--- Exercise ---
Give back the records below exactly, every one, with no pictures.

(Records excerpted from a collection)
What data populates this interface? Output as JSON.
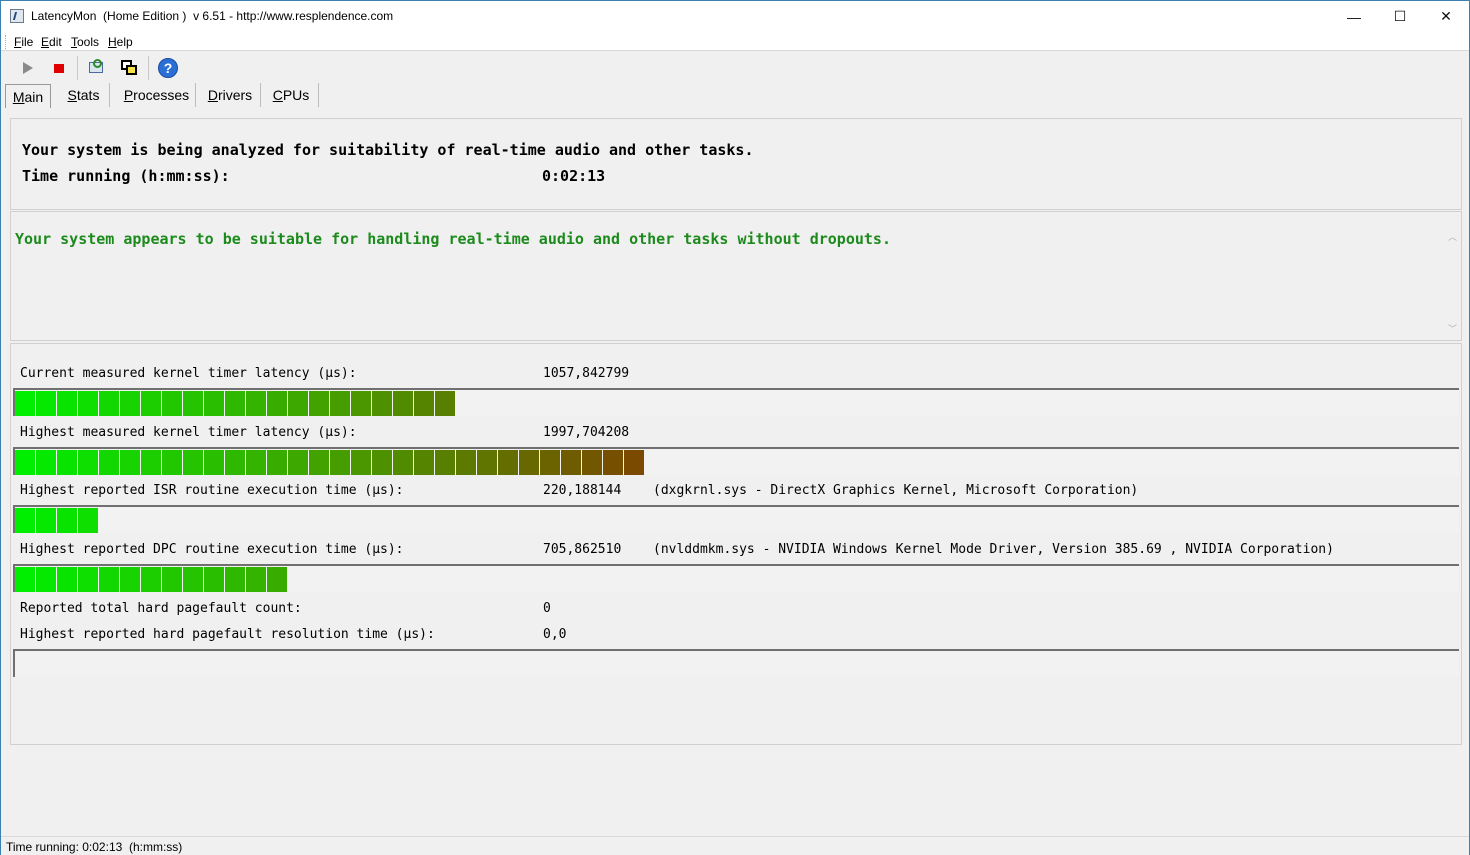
{
  "window": {
    "title": "LatencyMon  (Home Edition )  v 6.51 - http://www.resplendence.com",
    "minimize_glyph": "—",
    "maximize_glyph": "☐",
    "close_glyph": "✕"
  },
  "menu": [
    {
      "label": "File",
      "accel": "F",
      "rest": "ile"
    },
    {
      "label": "Edit",
      "accel": "E",
      "rest": "dit"
    },
    {
      "label": "Tools",
      "accel": "T",
      "rest": "ools"
    },
    {
      "label": "Help",
      "accel": "H",
      "rest": "elp"
    }
  ],
  "toolbar": {
    "icons": [
      "play-icon",
      "stop-icon",
      "scan-icon",
      "window-icon",
      "help-icon"
    ],
    "help_glyph": "?"
  },
  "tabs": [
    {
      "label": "Main",
      "accel": "M",
      "rest": "ain",
      "active": true
    },
    {
      "label": "Stats",
      "accel": "S",
      "rest": "tats",
      "active": false
    },
    {
      "label": "Processes",
      "accel": "P",
      "rest": "rocesses",
      "active": false
    },
    {
      "label": "Drivers",
      "accel": "D",
      "rest": "rivers",
      "active": false
    },
    {
      "label": "CPUs",
      "accel": "C",
      "rest": "PUs",
      "active": false
    }
  ],
  "analysis": {
    "line1": "Your system is being analyzed for suitability of real-time audio and other tasks.",
    "time_label": "Time running (h:mm:ss):",
    "time_value": "0:02:13"
  },
  "verdict": {
    "message": "Your system appears to be suitable for handling real-time audio and other tasks without dropouts.",
    "color": "#1c8a1c"
  },
  "metrics": {
    "current_kernel": {
      "label": "Current measured kernel timer latency (µs):",
      "value": "1057,842799",
      "bar_segments": 21
    },
    "highest_kernel": {
      "label": "Highest measured kernel timer latency (µs):",
      "value": "1997,704208",
      "bar_segments": 30
    },
    "isr": {
      "label": "Highest reported ISR routine execution time (µs):",
      "value": "220,188144",
      "extra": "(dxgkrnl.sys - DirectX Graphics Kernel, Microsoft Corporation)",
      "bar_segments": 4
    },
    "dpc": {
      "label": "Highest reported DPC routine execution time (µs):",
      "value": "705,862510",
      "extra": "(nvlddmkm.sys - NVIDIA Windows Kernel Mode Driver, Version 385.69 , NVIDIA Corporation)",
      "bar_segments": 13
    },
    "pagefault_count": {
      "label": "Reported total hard pagefault count:",
      "value": "0"
    },
    "pagefault_time": {
      "label": "Highest reported hard pagefault resolution time (µs):",
      "value": "0,0",
      "bar_segments": 0
    }
  },
  "bar_colors": {
    "start": "#00ee00",
    "mid": "#44a000",
    "end": "#7a4a00"
  },
  "status": {
    "text": "Time running: 0:02:13  (h:mm:ss)"
  }
}
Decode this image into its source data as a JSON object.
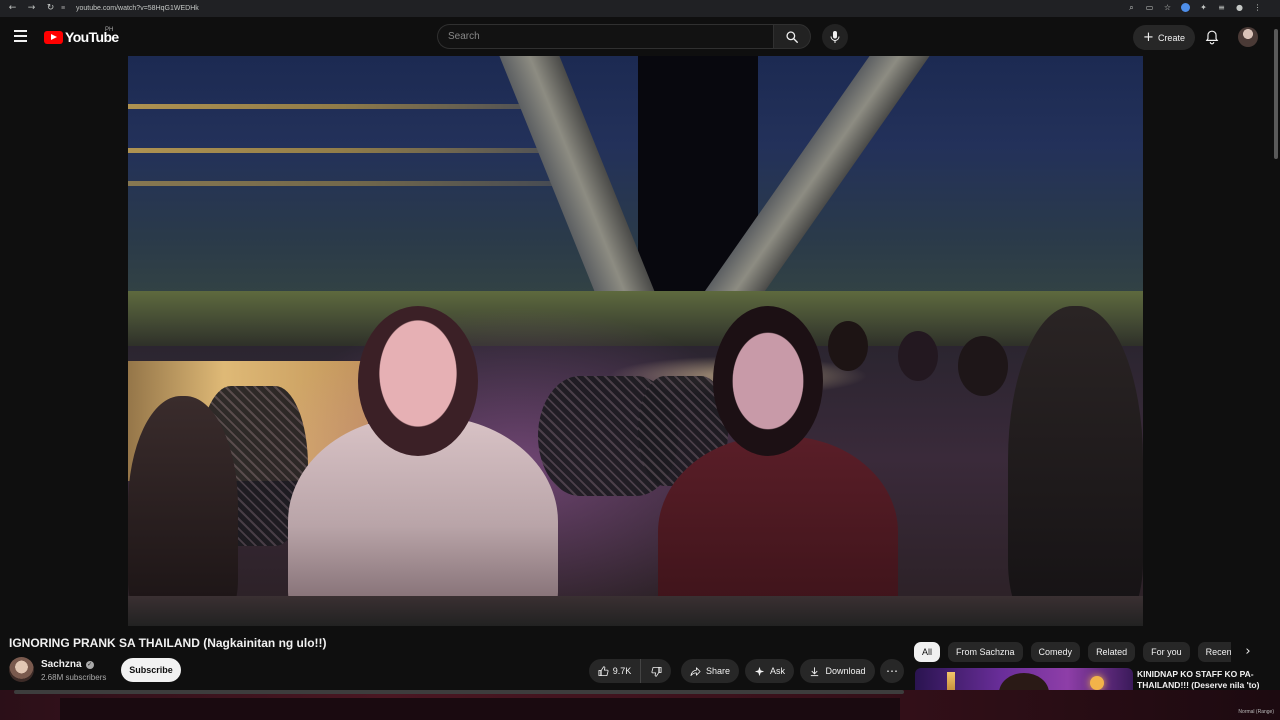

--- Task solution ---
What data populates this interface? Output as JSON.
{
  "window": {
    "title": "LatencyMon  (Home Edition )  v 6.51 - http://www.resplendence.com",
    "minimize_glyph": "—",
    "maximize_glyph": "☐",
    "close_glyph": "✕"
  },
  "menu": [
    {
      "label": "File",
      "accel": "F",
      "rest": "ile"
    },
    {
      "label": "Edit",
      "accel": "E",
      "rest": "dit"
    },
    {
      "label": "Tools",
      "accel": "T",
      "rest": "ools"
    },
    {
      "label": "Help",
      "accel": "H",
      "rest": "elp"
    }
  ],
  "toolbar": {
    "icons": [
      "play-icon",
      "stop-icon",
      "scan-icon",
      "window-icon",
      "help-icon"
    ],
    "help_glyph": "?"
  },
  "tabs": [
    {
      "label": "Main",
      "accel": "M",
      "rest": "ain",
      "active": true
    },
    {
      "label": "Stats",
      "accel": "S",
      "rest": "tats",
      "active": false
    },
    {
      "label": "Processes",
      "accel": "P",
      "rest": "rocesses",
      "active": false
    },
    {
      "label": "Drivers",
      "accel": "D",
      "rest": "rivers",
      "active": false
    },
    {
      "label": "CPUs",
      "accel": "C",
      "rest": "PUs",
      "active": false
    }
  ],
  "analysis": {
    "line1": "Your system is being analyzed for suitability of real-time audio and other tasks.",
    "time_label": "Time running (h:mm:ss):",
    "time_value": "0:02:13"
  },
  "verdict": {
    "message": "Your system appears to be suitable for handling real-time audio and other tasks without dropouts.",
    "color": "#1c8a1c"
  },
  "metrics": {
    "current_kernel": {
      "label": "Current measured kernel timer latency (µs):",
      "value": "1057,842799",
      "bar_segments": 21
    },
    "highest_kernel": {
      "label": "Highest measured kernel timer latency (µs):",
      "value": "1997,704208",
      "bar_segments": 30
    },
    "isr": {
      "label": "Highest reported ISR routine execution time (µs):",
      "value": "220,188144",
      "extra": "(dxgkrnl.sys - DirectX Graphics Kernel, Microsoft Corporation)",
      "bar_segments": 4
    },
    "dpc": {
      "label": "Highest reported DPC routine execution time (µs):",
      "value": "705,862510",
      "extra": "(nvlddmkm.sys - NVIDIA Windows Kernel Mode Driver, Version 385.69 , NVIDIA Corporation)",
      "bar_segments": 13
    },
    "pagefault_count": {
      "label": "Reported total hard pagefault count:",
      "value": "0"
    },
    "pagefault_time": {
      "label": "Highest reported hard pagefault resolution time (µs):",
      "value": "0,0",
      "bar_segments": 0
    }
  },
  "bar_colors": {
    "start": "#00ee00",
    "mid": "#44a000",
    "end": "#7a4a00"
  },
  "status": {
    "text": "Time running: 0:02:13  (h:mm:ss)"
  }
}
Decode this image into its source data as a JSON object.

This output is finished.